[EXERCISE] What is needed is an exact copy of every record.

Segment Open

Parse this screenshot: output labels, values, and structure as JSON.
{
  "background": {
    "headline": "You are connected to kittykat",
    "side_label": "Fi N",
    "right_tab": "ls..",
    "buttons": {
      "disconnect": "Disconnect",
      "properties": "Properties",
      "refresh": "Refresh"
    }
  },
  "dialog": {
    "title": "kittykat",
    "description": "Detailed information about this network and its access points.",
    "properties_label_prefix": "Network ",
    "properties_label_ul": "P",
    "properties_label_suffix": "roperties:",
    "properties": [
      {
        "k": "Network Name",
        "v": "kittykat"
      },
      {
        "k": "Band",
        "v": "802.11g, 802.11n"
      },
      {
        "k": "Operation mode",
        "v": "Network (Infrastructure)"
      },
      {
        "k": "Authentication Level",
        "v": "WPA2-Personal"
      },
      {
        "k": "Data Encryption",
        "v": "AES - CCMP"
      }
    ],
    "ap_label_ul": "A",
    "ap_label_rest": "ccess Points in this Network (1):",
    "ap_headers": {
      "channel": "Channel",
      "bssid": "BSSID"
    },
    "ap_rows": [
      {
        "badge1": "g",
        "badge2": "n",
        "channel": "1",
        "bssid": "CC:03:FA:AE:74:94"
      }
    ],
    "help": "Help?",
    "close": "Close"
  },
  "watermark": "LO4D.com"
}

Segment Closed

[OUTPUT BELOW]
Parse this screenshot: output labels, values, and structure as JSON.
{
  "background": {
    "headline": "You are connected to kittykat",
    "side_label": "Fi N",
    "right_tab": "ls..",
    "buttons": {
      "disconnect": "Disconnect",
      "properties": "Properties",
      "refresh": "Refresh"
    }
  },
  "dialog": {
    "title": "kittykat",
    "description": "Detailed information about this network and its access points.",
    "properties_label_prefix": "Network ",
    "properties_label_ul": "P",
    "properties_label_suffix": "roperties:",
    "properties": [
      {
        "k": "Network Name",
        "v": "kittykat"
      },
      {
        "k": "Band",
        "v": "802.11g, 802.11n"
      },
      {
        "k": "Operation mode",
        "v": "Network (Infrastructure)"
      },
      {
        "k": "Authentication Level",
        "v": "WPA2-Personal"
      },
      {
        "k": "Data Encryption",
        "v": "AES - CCMP"
      }
    ],
    "ap_label_ul": "A",
    "ap_label_rest": "ccess Points in this Network (1):",
    "ap_headers": {
      "channel": "Channel",
      "bssid": "BSSID"
    },
    "ap_rows": [
      {
        "badge1": "g",
        "badge2": "n",
        "channel": "1",
        "bssid": "CC:03:FA:AE:74:94"
      }
    ],
    "help": "Help?",
    "close": "Close"
  },
  "watermark": "LO4D.com"
}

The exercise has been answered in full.